The recipes offered in “CAJUN MEN COOK” are sure to please all cooks, whether male or female, and the book has been written in a style sure to make you happy–it’s the “kind of cookbook you can read like a novel”. (how often have you heard cookbook collectors say that?) – but it’s true. Read it first like you would a novel, to appreciate the history and the wealth of information. “CAJUN MEN COOK” provides detailed instructions for making a smoke house, preparing and smoking meat and the history and instructions for making a Roux. (So many Cajun recipes begin with the instructions, “first you make a roux” that one group, the Les Vingt Quatre Club for the Lafayette Museum Association named their cookbook, published in 1954, “”FIRST – YOU MAKE A ROUX”).
Learn how to make jerky, read about the King Cake tradition (and how to make your own King Cake) and discover a bit about Cajun families. Learn about the Spanish contributions to Cajun Cuisine and the Ace Duck Camp Hunt…and when you have savored all the stories and history that “CAJUN MEN COOK” has to offer, go back and begin reading the recipes—and what recipes!
From Crawfish Dip to John’s Crab Dip Supreme, from recipes for Pain Perdu (Lost Bread) to recipes for Gumbo, Jambalaya, or Cajun Paella – “CAJUN MEN COOK” offers us all a tasty exposure to a regional cuisine unlike most others to be found in this country. As explained by a chef of a Lafayette restaurant, “one of the things that makes Cajun cooking so special is the fact that it was developed using only the ingredients which Cajuns could grow, hunt or catch themselves. Cajuns make for wonderful farmers and agriculture is still a mainstay of the economy of South Louisiana…with Crowley, Louisiana positioning themselves as the Rice Capital of the World….”

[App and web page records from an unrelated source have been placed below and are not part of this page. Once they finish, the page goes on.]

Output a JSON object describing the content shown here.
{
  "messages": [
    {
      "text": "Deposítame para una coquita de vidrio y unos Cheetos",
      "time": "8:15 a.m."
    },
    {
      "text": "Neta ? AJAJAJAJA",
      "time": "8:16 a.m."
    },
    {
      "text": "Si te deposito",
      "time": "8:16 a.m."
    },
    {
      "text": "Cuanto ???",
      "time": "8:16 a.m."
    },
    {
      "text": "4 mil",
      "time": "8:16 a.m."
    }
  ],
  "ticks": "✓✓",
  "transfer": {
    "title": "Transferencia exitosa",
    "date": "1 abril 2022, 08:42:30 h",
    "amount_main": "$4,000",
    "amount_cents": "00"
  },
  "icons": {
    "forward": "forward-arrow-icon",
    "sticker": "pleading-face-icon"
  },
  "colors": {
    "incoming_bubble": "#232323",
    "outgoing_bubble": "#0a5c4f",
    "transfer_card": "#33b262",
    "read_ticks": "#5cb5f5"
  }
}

For those of us who love seafood, especially shrimp, “CAJUN MEN COOK” provides a wealth of recipes—but if you are a steak & potatoes kind of guy (or girl), you won’t be disappointed either. Try Don’s Barbecue Brisket or Cabbage Rolls, oven style. Check out the recipe for Peppered Beef or Lazy Cajun Brisket. There are lots of chicken recipes, including such interesting titles as “Wife Went to Bed Sick Chicken Dinner” and Grandma Claudia’s Smothered Chicken. Mmmm! There are also in “CAJUN MEN COOK” a generous dose of game recipes, for Cajun men are known for their hunting and fishing skills. There are recipes for Squirrel, Trout, rabbit, quail, deer, duck and catfish – I bet you haven’t seen most of these recipes elsewhere!
I’m happy to report, there is also a section of celebrity recipes from the Blue Ribbon chefs of Cajun country, and – a glossary of terms, eminently useful in a cookbook which uses such regional seasonings as file’ and crab/crawfish/shrimp boil. However, you probably have most of the seasonings in your kitchen cupboard for spices and seasonings such as Dill Weed, Celery Seed, Bay Leaf, and Marjoram are fairly universal.
“Cajun Men Cook” can still be purchased new, from Amazon.com, for $13.22 – and 16 used copies are available at Amazon, starting at $2.05.
ISBN –0- 9642486-0-3
Review by Sandra Lee Smith
Originally written for the Cookbook Collectors Exchange in 1/03